Reducing Bacteria in Honey Creek
Portions of the middle Huron River watershed, including Honey Creek, fail to meet minimum water quality standards. Honey Creek, which flows to the Huron River, is listed as impaired by the State due to elevated bacteria levels (E. coli).
HRWC produced a watershed management plan and through that process, we found that Honey Creek has some critical areas with higher bacteria concentrations than others. Given these findings, we applied for and received a grant to address some of the issues.
The goal of our Honey Creek project is to reduce bacterial contamination. To this end, HRWC is reaching out to residents to encourage them to take specific actions to address the pollution. In addition, we will monitor the creek after our outreach efforts to see where gains are being made.
To help us understand Honey Creek residents’ knowledge of local water conditions and opinions about water, we sent out a ‘social survey.’ If you got a survey in the mail (July-August 2020), please complete and mail it in, or go here to fill out the survey online instead.

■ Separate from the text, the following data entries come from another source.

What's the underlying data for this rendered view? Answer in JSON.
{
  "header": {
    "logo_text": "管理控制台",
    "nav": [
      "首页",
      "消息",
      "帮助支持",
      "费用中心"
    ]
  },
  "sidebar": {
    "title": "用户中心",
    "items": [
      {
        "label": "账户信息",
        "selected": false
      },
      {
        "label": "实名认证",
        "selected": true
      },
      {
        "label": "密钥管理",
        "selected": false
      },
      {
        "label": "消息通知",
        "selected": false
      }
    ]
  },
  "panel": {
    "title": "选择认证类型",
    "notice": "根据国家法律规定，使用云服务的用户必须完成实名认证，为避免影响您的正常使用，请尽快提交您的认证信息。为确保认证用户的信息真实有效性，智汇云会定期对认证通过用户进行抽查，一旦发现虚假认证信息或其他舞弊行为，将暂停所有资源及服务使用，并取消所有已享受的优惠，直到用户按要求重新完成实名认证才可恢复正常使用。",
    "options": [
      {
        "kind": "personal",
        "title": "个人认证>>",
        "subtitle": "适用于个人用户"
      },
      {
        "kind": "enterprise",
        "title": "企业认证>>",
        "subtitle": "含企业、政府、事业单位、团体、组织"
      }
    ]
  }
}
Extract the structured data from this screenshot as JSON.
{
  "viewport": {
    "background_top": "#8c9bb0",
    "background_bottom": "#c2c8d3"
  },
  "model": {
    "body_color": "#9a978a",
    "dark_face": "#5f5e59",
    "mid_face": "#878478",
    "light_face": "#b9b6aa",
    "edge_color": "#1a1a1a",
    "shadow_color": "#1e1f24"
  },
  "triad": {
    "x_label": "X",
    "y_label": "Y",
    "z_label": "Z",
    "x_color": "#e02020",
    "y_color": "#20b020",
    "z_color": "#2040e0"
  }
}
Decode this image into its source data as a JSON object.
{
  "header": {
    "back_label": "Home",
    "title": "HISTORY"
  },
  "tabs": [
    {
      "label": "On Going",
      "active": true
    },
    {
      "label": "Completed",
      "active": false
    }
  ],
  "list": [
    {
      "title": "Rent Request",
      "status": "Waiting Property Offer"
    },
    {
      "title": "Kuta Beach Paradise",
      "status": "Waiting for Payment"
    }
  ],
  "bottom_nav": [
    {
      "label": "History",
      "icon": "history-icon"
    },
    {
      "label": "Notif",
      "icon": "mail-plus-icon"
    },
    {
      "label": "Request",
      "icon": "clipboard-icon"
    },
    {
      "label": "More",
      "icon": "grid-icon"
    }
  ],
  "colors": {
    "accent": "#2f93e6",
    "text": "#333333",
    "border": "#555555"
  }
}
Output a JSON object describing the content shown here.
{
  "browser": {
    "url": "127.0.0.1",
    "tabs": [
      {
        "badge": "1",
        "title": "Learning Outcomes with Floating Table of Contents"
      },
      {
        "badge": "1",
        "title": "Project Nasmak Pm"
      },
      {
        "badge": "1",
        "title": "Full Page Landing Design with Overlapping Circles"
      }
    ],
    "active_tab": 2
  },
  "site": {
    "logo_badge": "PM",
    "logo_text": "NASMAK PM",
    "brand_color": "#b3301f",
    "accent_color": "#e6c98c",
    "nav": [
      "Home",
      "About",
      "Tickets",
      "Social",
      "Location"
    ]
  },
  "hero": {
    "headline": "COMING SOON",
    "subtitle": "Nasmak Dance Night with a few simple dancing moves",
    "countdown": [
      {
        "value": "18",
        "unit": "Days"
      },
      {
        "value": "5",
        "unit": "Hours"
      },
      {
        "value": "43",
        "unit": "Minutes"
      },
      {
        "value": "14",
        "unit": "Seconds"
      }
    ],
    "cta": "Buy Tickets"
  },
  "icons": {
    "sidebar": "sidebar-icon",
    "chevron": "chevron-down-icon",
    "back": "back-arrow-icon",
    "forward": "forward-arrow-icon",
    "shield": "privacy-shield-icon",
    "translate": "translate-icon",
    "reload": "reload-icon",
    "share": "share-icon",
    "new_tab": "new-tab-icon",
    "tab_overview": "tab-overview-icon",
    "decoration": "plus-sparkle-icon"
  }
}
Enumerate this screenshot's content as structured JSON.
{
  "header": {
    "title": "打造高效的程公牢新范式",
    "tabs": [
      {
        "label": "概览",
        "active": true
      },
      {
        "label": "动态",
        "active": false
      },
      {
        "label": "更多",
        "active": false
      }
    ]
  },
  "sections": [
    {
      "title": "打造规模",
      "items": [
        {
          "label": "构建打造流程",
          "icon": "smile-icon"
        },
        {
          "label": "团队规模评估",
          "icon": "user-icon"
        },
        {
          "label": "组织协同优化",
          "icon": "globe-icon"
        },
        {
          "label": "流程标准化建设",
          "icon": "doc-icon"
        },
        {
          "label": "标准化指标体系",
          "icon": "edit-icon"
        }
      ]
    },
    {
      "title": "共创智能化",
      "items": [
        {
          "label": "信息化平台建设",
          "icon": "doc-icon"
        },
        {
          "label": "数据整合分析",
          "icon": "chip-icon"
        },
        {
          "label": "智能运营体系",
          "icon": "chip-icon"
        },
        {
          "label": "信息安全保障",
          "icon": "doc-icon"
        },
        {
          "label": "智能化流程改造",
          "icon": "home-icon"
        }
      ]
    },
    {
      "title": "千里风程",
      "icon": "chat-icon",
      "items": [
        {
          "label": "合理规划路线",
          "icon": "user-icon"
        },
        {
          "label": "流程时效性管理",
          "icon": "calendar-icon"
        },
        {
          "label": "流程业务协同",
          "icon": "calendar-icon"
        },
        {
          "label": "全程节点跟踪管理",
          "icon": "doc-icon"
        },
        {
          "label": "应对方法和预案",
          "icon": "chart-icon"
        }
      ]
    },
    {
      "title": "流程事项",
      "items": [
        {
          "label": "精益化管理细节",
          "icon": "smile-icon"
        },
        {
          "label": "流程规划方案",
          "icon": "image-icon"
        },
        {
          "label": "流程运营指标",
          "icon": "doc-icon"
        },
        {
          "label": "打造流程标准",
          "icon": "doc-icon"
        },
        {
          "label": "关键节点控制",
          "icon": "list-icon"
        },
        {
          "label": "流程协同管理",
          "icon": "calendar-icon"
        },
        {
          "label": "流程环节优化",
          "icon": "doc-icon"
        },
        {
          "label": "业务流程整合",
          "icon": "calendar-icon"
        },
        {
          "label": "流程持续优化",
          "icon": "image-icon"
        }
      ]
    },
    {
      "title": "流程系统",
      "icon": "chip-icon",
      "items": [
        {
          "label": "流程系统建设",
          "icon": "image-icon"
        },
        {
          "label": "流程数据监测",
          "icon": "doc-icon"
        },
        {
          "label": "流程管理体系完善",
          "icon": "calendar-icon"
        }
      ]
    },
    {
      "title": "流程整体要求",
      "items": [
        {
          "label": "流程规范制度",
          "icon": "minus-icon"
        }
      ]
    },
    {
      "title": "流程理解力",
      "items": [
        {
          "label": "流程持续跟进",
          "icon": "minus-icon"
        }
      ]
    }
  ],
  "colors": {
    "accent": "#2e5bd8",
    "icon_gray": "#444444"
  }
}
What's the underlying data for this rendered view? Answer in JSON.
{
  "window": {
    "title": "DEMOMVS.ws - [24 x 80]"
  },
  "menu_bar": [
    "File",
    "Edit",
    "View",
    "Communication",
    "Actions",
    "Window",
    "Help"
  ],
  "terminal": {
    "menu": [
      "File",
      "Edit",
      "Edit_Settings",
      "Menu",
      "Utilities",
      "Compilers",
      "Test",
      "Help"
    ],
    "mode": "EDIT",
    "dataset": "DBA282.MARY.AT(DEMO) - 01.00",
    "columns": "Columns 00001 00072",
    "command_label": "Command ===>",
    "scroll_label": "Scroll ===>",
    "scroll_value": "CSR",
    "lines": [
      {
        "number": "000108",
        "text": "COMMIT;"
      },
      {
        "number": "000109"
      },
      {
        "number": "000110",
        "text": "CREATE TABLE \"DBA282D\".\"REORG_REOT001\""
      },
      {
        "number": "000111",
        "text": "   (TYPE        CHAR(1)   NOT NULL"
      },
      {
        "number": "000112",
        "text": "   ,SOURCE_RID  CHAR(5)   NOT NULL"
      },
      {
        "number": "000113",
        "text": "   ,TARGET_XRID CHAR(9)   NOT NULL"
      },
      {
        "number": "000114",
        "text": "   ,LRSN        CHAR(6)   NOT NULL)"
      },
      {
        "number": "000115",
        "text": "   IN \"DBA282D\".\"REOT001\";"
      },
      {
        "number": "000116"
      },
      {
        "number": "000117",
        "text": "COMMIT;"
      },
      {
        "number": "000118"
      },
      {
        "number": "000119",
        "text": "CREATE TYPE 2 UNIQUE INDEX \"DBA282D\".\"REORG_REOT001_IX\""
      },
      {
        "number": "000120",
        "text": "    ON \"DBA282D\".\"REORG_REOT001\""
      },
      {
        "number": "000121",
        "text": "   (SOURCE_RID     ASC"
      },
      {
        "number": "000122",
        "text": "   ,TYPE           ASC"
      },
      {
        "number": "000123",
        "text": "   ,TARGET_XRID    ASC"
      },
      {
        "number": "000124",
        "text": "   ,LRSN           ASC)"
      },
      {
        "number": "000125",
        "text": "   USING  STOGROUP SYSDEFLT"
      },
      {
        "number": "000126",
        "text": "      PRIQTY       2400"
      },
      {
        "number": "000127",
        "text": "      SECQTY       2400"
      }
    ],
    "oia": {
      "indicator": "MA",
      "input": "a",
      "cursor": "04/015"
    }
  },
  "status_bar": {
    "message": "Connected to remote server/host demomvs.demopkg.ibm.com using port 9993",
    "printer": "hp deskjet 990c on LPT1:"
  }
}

For results from the survey we sent out in 2017 go to the “Key Products section” below.
Honey Creek Project:
- Identify and encourage the elimination of human sources. Canine detection is being used to identify failing septic systems followed by homeowner outreach.
- Educate residents about pathogen problems and how they can help. Outreach materials will be delivered primarily within “critical areas.” We will also meet with farmers to discuss ways they reduce contamination from their practices.
- Reduce pet waste entering storm systems. A combination of regulation, education and pet waste disposal stations will be used to reduce pet waste inputs to Honey Creek.
- Evaluate the success of these efforts to guide future investments. Year three will involve extensive monitoring and analysis to gauge progress.
This project is unique because it is likely that together, we can remove human-sourced pathogens and significantly reduce overall bacteria levels in Honey Creek. Given the level of contamination in the creek, it is quite possible that the pathogen impairment could be completely removed and the creek returned to full beneficial use status. We hope this project will serve as a model for reducing bacteria levels in similar watersheds around the state.
FUNDED BY: Michigan Department of Environmental Quality, Non Point Source Pollution Program
PROJECT BUDGET: $149,740
TIMELINE: November, 2016 – October, 2020